====== INPUT

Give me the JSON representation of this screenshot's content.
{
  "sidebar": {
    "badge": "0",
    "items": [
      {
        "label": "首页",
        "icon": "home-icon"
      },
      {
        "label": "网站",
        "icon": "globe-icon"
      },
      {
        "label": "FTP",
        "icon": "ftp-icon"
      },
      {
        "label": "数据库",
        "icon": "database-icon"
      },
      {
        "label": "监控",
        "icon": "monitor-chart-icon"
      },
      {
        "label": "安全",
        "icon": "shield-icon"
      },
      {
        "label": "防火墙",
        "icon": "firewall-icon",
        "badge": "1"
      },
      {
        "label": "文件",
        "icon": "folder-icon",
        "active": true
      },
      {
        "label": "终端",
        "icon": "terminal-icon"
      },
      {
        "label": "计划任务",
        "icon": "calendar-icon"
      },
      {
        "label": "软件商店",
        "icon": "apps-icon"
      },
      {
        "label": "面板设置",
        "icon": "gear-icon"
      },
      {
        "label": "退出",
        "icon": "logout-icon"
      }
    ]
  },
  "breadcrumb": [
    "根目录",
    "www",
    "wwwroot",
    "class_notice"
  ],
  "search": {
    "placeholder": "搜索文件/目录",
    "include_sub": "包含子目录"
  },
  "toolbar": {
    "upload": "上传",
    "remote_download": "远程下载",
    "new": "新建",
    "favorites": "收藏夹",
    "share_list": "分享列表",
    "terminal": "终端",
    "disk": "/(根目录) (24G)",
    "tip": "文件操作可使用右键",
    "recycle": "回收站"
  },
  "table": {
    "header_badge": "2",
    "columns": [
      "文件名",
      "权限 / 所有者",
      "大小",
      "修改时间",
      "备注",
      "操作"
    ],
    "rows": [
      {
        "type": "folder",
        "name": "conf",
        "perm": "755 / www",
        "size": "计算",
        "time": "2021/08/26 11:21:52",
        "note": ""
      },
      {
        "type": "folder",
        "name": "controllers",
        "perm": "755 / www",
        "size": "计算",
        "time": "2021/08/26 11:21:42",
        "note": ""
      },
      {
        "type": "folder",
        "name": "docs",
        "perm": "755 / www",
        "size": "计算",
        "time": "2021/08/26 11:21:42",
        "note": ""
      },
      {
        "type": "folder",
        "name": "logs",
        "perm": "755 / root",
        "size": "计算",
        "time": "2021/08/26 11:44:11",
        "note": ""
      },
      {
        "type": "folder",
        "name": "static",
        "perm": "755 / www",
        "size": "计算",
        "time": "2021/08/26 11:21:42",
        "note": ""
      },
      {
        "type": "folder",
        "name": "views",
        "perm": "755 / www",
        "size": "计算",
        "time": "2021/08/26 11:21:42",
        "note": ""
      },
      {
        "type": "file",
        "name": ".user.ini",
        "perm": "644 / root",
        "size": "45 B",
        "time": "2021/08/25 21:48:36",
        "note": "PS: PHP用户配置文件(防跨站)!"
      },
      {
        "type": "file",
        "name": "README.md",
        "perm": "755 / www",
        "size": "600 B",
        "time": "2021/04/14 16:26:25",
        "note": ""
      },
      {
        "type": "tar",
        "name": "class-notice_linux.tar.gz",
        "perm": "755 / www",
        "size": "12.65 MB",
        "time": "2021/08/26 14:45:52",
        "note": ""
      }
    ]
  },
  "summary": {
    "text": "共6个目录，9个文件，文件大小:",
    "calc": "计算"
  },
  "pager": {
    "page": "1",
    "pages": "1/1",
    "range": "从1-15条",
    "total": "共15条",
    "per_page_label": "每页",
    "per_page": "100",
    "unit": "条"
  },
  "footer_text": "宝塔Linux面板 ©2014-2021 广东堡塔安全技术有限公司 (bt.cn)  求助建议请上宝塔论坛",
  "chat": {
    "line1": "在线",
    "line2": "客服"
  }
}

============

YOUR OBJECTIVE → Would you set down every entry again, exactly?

YOUR RESPONSE →
Give me the JSON representation of this screenshot's content.
{
  "sidebar": {
    "badge": "0",
    "items": [
      {
        "label": "首页",
        "icon": "home-icon"
      },
      {
        "label": "网站",
        "icon": "globe-icon"
      },
      {
        "label": "FTP",
        "icon": "ftp-icon"
      },
      {
        "label": "数据库",
        "icon": "database-icon"
      },
      {
        "label": "监控",
        "icon": "monitor-chart-icon"
      },
      {
        "label": "安全",
        "icon": "shield-icon"
      },
      {
        "label": "防火墙",
        "icon": "firewall-icon",
        "badge": "1"
      },
      {
        "label": "文件",
        "icon": "folder-icon",
        "active": true
      },
      {
        "label": "终端",
        "icon": "terminal-icon"
      },
      {
        "label": "计划任务",
        "icon": "calendar-icon"
      },
      {
        "label": "软件商店",
        "icon": "apps-icon"
      },
      {
        "label": "面板设置",
        "icon": "gear-icon"
      },
      {
        "label": "退出",
        "icon": "logout-icon"
      }
    ]
  },
  "breadcrumb": [
    "根目录",
    "www",
    "wwwroot",
    "class_notice"
  ],
  "search": {
    "placeholder": "搜索文件/目录",
    "include_sub": "包含子目录"
  },
  "toolbar": {
    "upload": "上传",
    "remote_download": "远程下载",
    "new": "新建",
    "favorites": "收藏夹",
    "share_list": "分享列表",
    "terminal": "终端",
    "disk": "/(根目录) (24G)",
    "tip": "文件操作可使用右键",
    "recycle": "回收站"
  },
  "table": {
    "header_badge": "2",
    "columns": [
      "文件名",
      "权限 / 所有者",
      "大小",
      "修改时间",
      "备注",
      "操作"
    ],
    "rows": [
      {
        "type": "folder",
        "name": "conf",
        "perm": "755 / www",
        "size": "计算",
        "time": "2021/08/26 11:21:52",
        "note": ""
      },
      {
        "type": "folder",
        "name": "controllers",
        "perm": "755 / www",
        "size": "计算",
        "time": "2021/08/26 11:21:42",
        "note": ""
      },
      {
        "type": "folder",
        "name": "docs",
        "perm": "755 / www",
        "size": "计算",
        "time": "2021/08/26 11:21:42",
        "note": ""
      },
      {
        "type": "folder",
        "name": "logs",
        "perm": "755 / root",
        "size": "计算",
        "time": "2021/08/26 11:44:11",
        "note": ""
      },
      {
        "type": "folder",
        "name": "static",
        "perm": "755 / www",
        "size": "计算",
        "time": "2021/08/26 11:21:42",
        "note": ""
      },
      {
        "type": "folder",
        "name": "views",
        "perm": "755 / www",
        "size": "计算",
        "time": "2021/08/26 11:21:42",
        "note": ""
      },
      {
        "type": "file",
        "name": ".user.ini",
        "perm": "644 / root",
        "size": "45 B",
        "time": "2021/08/25 21:48:36",
        "note": "PS: PHP用户配置文件(防跨站)!"
      },
      {
        "type": "file",
        "name": "README.md",
        "perm": "755 / www",
        "size": "600 B",
        "time": "2021/04/14 16:26:25",
        "note": ""
      },
      {
        "type": "tar",
        "name": "class-notice_linux.tar.gz",
        "perm": "755 / www",
        "size": "12.65 MB",
        "time": "2021/08/26 14:45:52",
        "note": ""
      }
    ]
  },
  "summary": {
    "text": "共6个目录，9个文件，文件大小:",
    "calc": "计算"
  },
  "pager": {
    "page": "1",
    "pages": "1/1",
    "range": "从1-15条",
    "total": "共15条",
    "per_page_label": "每页",
    "per_page": "100",
    "unit": "条"
  },
  "footer_text": "宝塔Linux面板 ©2014-2021 广东堡塔安全技术有限公司 (bt.cn)  求助建议请上宝塔论坛",
  "chat": {
    "line1": "在线",
    "line2": "客服"
  }
}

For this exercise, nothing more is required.